## Activity
Your answer must be every line of the data that contains "false".

## The data
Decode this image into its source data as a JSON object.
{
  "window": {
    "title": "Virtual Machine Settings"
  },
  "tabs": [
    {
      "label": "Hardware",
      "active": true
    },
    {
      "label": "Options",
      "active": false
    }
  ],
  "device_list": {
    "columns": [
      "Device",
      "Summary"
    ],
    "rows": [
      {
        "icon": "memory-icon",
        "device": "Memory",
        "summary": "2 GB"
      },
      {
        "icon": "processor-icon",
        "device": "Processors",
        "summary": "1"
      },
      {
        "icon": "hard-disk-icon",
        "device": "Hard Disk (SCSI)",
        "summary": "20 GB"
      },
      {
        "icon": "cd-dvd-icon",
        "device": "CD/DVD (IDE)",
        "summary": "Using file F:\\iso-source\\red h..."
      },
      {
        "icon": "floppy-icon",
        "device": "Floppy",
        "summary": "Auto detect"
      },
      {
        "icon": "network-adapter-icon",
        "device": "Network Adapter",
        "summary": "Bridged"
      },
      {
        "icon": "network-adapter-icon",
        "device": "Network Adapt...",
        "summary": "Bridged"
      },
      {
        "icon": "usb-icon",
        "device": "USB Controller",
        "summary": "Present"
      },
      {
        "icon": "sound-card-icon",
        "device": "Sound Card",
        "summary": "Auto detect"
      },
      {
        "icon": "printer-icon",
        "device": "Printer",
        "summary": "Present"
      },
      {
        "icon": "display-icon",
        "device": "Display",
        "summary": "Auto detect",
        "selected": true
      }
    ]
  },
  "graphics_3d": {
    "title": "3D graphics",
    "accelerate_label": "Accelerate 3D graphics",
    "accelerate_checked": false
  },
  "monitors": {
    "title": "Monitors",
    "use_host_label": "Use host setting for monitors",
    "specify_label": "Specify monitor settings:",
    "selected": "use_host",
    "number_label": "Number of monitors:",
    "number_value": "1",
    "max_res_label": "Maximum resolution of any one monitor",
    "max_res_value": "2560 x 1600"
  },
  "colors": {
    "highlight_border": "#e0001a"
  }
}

## Task answer
      "active": false
    "accelerate_checked": false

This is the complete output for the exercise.